### What this task involves
The required result is one figure, the count of lines below with the string "icon" in them.

(Component data from apps and pages)

···

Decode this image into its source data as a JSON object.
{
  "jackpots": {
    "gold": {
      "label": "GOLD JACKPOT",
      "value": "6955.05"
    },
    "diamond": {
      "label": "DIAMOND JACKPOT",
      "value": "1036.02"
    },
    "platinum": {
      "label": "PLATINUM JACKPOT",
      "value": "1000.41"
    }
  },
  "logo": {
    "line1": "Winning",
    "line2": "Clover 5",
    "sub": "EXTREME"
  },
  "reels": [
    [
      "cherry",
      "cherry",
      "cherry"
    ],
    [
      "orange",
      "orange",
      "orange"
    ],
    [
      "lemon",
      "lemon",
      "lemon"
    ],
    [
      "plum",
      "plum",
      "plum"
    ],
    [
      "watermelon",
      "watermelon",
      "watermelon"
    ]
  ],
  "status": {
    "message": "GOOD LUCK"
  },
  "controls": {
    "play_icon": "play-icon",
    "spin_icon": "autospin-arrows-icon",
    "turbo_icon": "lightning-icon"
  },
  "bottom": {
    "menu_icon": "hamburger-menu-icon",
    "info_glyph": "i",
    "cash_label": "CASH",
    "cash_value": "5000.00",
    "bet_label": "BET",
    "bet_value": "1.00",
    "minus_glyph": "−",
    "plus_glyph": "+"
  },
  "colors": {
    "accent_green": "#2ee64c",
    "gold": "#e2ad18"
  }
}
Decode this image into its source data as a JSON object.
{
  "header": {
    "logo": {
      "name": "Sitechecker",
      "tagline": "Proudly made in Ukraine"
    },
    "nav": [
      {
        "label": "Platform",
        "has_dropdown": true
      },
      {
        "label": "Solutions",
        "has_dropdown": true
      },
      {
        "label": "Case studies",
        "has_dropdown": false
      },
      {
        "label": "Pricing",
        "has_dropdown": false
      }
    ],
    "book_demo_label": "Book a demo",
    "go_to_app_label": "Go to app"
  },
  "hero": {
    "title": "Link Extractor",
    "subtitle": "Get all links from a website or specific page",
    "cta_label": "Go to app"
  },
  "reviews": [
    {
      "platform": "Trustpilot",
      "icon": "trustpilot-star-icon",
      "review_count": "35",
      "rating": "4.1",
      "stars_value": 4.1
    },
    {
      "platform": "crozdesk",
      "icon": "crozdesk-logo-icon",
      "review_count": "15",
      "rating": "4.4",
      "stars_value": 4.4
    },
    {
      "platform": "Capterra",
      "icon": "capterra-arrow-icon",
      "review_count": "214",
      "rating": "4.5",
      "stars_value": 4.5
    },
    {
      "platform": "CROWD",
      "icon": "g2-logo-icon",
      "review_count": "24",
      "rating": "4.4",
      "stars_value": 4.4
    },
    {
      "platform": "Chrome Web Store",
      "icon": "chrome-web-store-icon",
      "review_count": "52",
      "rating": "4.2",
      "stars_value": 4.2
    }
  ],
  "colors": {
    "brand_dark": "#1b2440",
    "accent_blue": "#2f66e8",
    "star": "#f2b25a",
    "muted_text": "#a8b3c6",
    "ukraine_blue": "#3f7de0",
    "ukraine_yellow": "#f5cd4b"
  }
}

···

### Result
9